What do they do? 14% are students, 21% own businesses or are consultants, contractors and freelancers. 10% report that their job requires them to travel frequently. 21% are engineers, programmers and other technical workers.

I spoke to Dave Fraser, CEO of Devicescape, and he said that the results are not surprising. What surprised him were the negative reactions of mobile operators to the overwhelming preference of the respondents for Wi-Fi over 3G. Mobile operators have been advertising 3G service as “Internet everywhere” or “Internet just like it is at home or at work” when it’s nothing like that at all. In many cases, the 3G connection is very slow and sub-optimal for the applications that people use on their Wi-Fi enabled mobile devices. But the carriers are beginning to love Wi-Fi if only because it allows them to offload a lot of data traffic to a Wi-Fi network. As more people buy Netbooks and iPhones, the amount of data traffic will explode in the coming years.

While people love using Wi-Fi networks, the owners of those networks don’t make it easy for them to log on. Complicated login screens and annoying payment procedures were cited most often by the respondents as the most common frustrations.


  1. Brett Glass says:

    Yes, everyone wants free Wi-Fi…. And a pony, too.
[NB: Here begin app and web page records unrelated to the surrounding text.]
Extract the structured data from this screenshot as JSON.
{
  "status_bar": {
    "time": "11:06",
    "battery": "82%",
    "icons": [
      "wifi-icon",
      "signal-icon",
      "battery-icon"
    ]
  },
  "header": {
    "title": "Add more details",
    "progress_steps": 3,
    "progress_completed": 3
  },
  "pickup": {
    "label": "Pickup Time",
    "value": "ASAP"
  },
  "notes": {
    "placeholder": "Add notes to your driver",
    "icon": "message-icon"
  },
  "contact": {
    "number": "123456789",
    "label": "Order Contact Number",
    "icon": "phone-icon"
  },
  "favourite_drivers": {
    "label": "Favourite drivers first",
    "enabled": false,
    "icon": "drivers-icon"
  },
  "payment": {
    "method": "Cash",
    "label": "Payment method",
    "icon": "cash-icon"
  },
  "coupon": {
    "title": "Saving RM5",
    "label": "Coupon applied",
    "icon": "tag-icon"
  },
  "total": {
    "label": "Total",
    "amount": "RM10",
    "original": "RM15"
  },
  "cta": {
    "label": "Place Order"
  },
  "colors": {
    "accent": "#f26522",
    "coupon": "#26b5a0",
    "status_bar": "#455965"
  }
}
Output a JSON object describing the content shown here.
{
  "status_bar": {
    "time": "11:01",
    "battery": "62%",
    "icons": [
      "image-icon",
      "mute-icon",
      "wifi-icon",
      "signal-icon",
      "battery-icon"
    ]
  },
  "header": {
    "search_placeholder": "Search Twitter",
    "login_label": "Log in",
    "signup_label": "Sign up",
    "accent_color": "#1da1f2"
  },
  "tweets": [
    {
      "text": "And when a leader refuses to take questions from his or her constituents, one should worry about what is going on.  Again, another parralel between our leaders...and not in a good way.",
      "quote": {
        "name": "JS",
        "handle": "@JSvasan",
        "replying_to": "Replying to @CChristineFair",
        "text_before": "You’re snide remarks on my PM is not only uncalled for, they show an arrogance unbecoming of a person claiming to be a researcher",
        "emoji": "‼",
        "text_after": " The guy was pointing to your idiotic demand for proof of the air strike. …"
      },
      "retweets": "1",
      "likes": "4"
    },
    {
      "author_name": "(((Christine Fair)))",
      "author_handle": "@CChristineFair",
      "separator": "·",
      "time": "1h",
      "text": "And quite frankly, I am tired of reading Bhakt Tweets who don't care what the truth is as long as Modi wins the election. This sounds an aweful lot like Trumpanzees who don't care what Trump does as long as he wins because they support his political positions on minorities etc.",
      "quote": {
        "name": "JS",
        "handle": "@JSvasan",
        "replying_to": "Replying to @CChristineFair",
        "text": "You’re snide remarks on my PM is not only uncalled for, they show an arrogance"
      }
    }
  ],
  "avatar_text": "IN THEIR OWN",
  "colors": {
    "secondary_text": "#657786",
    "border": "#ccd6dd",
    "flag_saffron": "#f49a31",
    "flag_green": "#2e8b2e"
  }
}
Trouble is, bandwidth costs money. I’d like free gasoline, free electricity… oh, and don’t forget the pony. But it isn’t practical simply to give it away. And municipalities shouldn’t get into the position of competing with honest, reputable, hard working local businesspeople who are trying to make a living providing decent broadband. If transaction costs are a problem, then let’s make that simpler. But it’s not going to be free if it’s any good — and the worst thing we could do is have government compete with the private sector to provide it.